-- MATERIALS PROVIDED --

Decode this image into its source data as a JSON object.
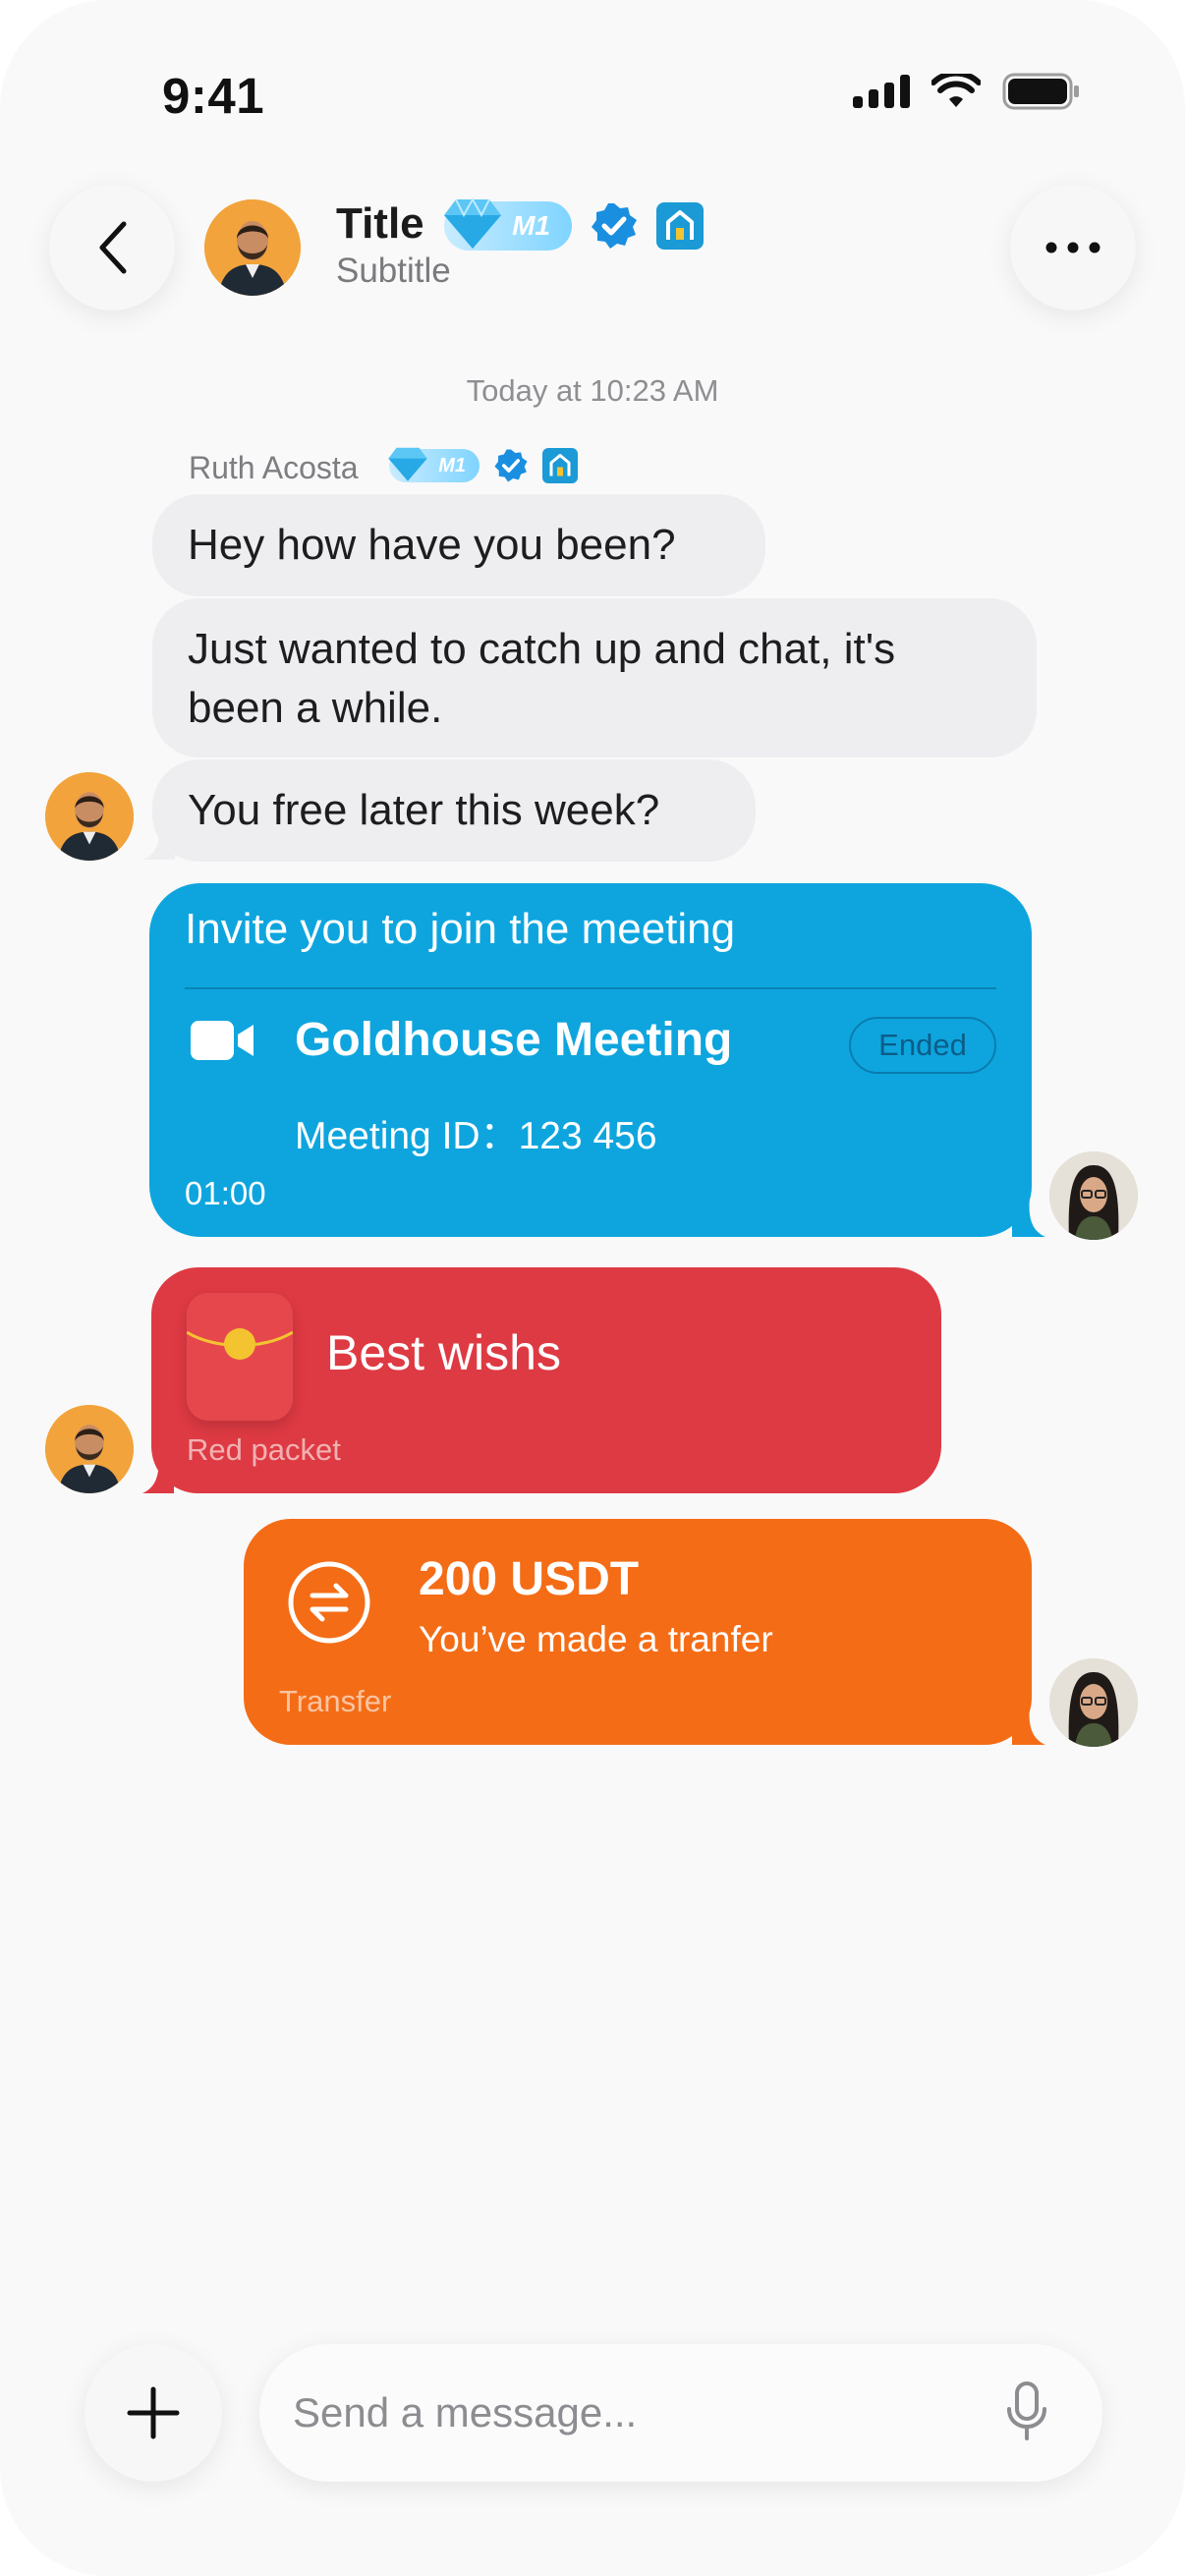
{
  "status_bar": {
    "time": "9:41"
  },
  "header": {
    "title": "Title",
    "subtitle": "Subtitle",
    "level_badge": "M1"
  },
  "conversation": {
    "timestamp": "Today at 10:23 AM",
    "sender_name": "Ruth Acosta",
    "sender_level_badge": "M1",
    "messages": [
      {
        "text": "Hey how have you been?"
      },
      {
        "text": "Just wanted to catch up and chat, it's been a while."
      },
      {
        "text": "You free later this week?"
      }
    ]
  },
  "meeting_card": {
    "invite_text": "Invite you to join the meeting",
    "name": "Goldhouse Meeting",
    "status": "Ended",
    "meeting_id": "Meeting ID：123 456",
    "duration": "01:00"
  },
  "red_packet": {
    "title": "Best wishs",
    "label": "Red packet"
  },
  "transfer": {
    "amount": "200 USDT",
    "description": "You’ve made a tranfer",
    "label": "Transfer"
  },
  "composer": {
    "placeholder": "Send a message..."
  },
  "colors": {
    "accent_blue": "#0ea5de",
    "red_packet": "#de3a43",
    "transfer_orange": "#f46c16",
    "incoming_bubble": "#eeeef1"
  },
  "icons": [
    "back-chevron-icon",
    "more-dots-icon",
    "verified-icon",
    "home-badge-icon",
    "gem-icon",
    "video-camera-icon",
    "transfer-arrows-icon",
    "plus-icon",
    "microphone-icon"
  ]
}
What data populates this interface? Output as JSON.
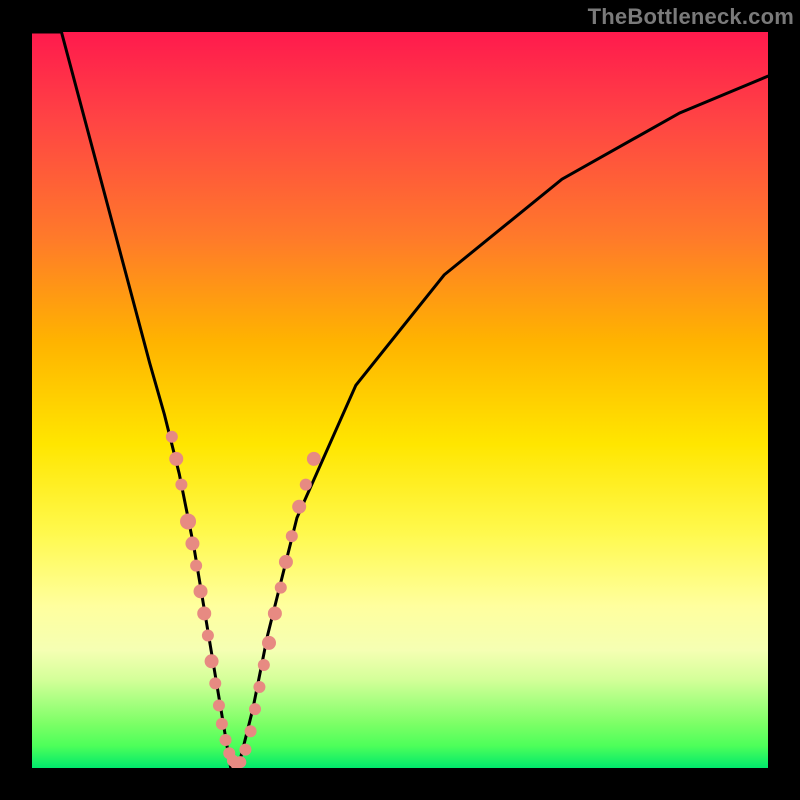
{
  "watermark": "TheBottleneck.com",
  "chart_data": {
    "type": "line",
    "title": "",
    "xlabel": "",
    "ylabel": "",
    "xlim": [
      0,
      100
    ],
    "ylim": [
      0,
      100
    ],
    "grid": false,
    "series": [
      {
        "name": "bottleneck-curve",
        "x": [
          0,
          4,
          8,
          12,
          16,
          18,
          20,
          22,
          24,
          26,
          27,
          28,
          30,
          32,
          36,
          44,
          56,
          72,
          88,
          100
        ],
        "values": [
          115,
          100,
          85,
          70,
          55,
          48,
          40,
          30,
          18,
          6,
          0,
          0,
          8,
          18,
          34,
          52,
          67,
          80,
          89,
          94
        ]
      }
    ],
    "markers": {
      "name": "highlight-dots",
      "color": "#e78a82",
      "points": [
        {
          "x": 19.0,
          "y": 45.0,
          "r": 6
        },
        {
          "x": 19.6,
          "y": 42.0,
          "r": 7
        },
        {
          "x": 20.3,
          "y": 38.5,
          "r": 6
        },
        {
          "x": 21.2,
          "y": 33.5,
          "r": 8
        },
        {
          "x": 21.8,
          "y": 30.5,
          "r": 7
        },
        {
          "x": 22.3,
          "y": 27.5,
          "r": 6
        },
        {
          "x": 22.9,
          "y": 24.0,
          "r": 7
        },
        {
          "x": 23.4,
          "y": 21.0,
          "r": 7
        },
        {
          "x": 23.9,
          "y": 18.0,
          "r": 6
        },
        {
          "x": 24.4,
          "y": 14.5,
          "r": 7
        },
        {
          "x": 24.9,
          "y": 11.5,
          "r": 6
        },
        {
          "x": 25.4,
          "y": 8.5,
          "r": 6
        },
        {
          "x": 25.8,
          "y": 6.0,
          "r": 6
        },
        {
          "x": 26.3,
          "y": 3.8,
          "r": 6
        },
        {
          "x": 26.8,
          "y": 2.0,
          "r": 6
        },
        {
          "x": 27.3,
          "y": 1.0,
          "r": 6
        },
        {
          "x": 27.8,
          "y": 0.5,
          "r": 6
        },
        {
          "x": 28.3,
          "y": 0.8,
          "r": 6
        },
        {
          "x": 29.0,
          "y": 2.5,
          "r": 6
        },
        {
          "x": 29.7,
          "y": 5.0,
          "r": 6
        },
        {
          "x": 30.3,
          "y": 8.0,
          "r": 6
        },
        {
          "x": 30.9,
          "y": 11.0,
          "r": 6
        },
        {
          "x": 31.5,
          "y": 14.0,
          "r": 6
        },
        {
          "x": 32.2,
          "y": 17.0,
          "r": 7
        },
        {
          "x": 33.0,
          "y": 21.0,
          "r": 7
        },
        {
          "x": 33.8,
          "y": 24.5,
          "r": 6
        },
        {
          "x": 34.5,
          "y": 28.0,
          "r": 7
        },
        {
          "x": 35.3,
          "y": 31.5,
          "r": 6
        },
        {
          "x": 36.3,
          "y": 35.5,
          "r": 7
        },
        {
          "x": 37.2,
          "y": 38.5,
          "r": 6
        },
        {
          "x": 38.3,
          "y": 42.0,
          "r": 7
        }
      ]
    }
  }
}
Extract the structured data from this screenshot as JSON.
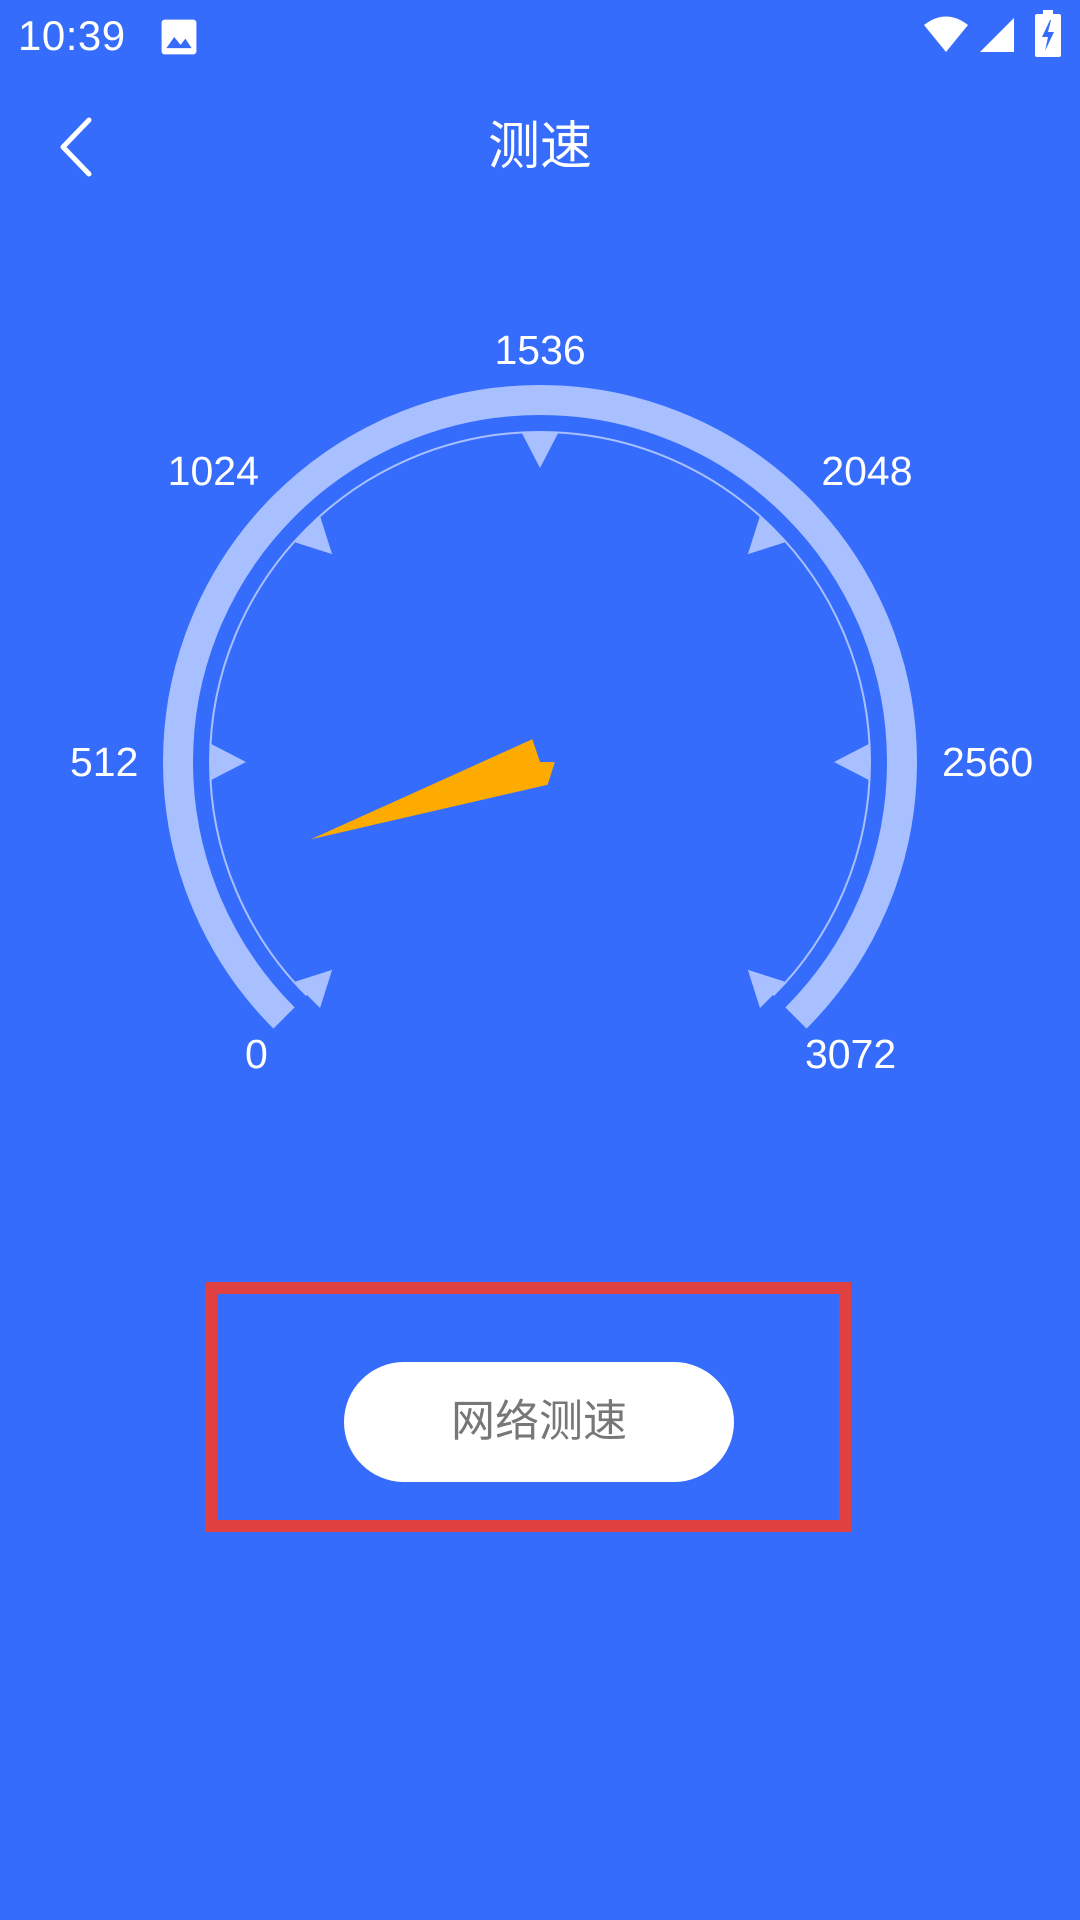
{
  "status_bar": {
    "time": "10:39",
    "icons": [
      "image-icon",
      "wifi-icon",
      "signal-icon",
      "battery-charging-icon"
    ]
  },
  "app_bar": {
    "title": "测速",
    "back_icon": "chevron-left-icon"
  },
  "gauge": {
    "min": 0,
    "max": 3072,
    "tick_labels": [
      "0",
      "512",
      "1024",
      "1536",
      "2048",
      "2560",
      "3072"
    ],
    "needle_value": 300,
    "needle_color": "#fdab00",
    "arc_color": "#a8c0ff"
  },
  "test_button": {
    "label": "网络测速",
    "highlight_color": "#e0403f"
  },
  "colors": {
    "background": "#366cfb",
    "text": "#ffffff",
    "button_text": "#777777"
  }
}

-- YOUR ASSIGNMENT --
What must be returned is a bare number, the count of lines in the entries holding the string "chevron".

-- ANSWER BOX --
2